• [Task description] Return the lines below that contain "text".

• [Data shown]
# # # # #
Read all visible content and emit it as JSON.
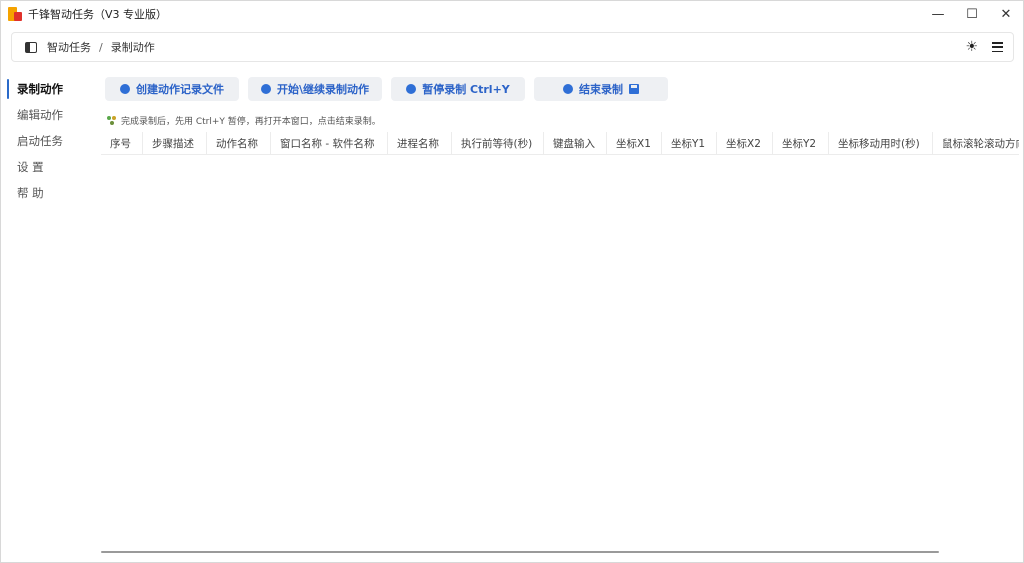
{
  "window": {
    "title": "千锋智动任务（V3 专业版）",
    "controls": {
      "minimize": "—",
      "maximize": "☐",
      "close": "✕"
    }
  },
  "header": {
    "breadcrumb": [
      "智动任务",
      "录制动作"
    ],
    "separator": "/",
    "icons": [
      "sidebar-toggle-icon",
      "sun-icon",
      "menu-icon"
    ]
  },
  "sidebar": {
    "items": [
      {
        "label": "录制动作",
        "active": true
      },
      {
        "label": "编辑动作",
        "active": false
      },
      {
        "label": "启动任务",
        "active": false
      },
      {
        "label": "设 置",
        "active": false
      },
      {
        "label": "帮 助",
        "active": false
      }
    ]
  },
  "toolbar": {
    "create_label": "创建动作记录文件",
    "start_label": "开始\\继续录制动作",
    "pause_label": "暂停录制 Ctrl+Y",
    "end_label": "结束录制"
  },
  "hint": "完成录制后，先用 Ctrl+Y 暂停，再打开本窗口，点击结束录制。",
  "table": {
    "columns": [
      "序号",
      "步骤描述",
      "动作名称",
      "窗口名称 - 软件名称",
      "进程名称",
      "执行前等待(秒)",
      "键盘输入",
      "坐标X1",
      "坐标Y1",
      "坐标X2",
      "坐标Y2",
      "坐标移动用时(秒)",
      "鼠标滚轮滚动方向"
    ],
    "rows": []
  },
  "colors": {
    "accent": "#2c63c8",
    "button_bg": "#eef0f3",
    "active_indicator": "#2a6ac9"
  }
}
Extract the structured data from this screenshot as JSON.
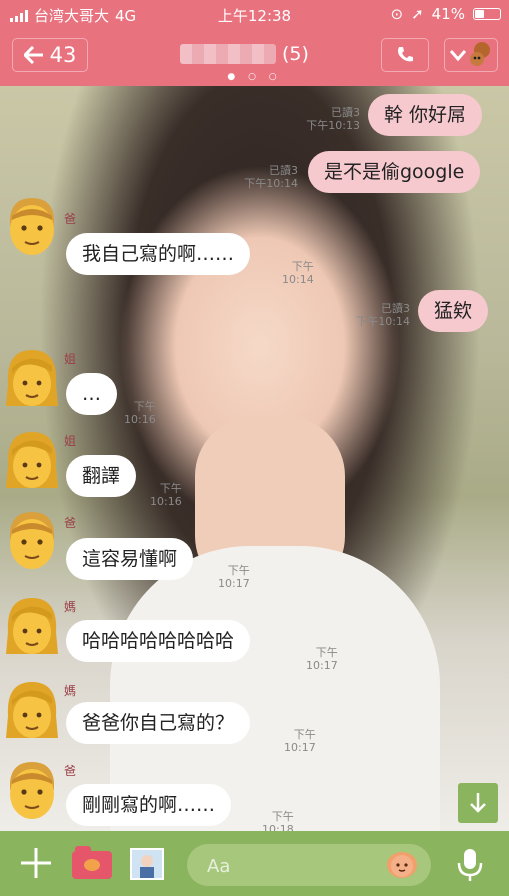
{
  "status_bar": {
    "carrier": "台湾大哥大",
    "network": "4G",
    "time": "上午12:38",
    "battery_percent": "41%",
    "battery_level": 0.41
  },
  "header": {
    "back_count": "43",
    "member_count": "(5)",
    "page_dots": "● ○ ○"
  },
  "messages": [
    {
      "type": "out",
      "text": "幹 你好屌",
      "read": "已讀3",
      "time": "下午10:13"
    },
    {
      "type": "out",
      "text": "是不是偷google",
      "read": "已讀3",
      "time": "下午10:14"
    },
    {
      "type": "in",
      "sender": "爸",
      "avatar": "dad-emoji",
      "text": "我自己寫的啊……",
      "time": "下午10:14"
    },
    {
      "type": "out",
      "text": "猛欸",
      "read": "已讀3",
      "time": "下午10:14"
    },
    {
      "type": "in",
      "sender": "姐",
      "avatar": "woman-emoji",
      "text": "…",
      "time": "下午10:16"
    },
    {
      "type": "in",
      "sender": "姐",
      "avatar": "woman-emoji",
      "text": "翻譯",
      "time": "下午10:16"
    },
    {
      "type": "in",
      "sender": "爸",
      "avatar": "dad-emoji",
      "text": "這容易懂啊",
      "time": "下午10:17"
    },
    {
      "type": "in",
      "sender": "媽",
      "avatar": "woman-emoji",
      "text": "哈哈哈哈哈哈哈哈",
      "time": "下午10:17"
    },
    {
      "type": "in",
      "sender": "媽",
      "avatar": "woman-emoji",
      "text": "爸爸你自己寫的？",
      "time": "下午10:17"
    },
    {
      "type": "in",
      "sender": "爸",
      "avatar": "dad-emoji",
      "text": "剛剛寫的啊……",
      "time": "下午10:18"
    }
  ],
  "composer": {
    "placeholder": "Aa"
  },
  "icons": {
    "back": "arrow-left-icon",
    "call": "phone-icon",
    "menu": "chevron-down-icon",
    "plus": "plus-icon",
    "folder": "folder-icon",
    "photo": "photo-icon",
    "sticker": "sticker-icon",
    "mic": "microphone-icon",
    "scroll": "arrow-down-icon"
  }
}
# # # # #
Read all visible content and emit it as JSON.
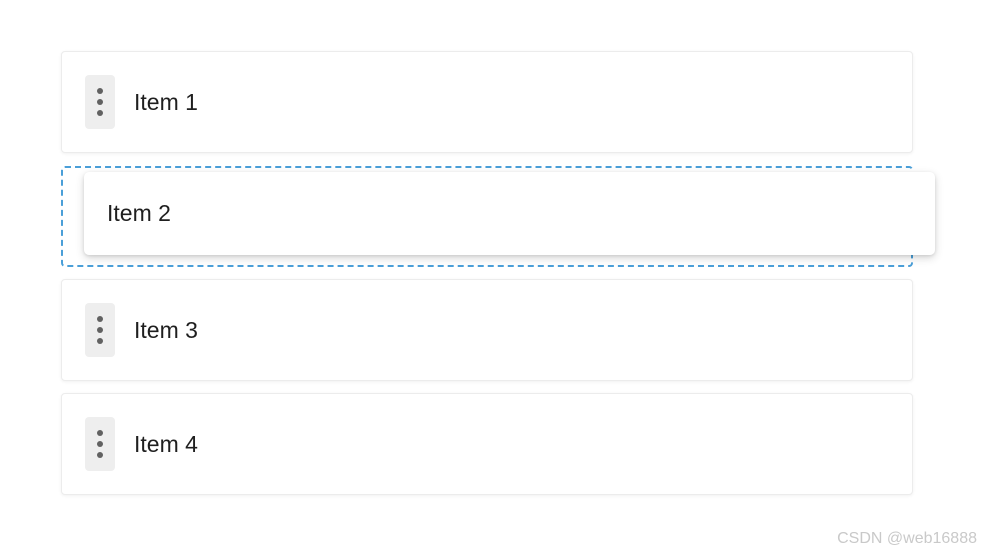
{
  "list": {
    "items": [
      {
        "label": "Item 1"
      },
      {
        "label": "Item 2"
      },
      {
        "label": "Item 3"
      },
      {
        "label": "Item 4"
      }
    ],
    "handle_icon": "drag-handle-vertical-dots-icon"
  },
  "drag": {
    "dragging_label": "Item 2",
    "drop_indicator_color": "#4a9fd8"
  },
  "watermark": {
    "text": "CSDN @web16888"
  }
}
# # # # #
• [Written response]
      "text": "幹 你好屌",
      "text": "是不是偷google",
      "text": "我自己寫的啊……",
      "text": "猛欸",
      "text": "…",
      "text": "翻譯",
      "text": "這容易懂啊",
      "text": "哈哈哈哈哈哈哈哈",
      "text": "爸爸你自己寫的？",
      "text": "剛剛寫的啊……",
    "text": "CSDN @web16888"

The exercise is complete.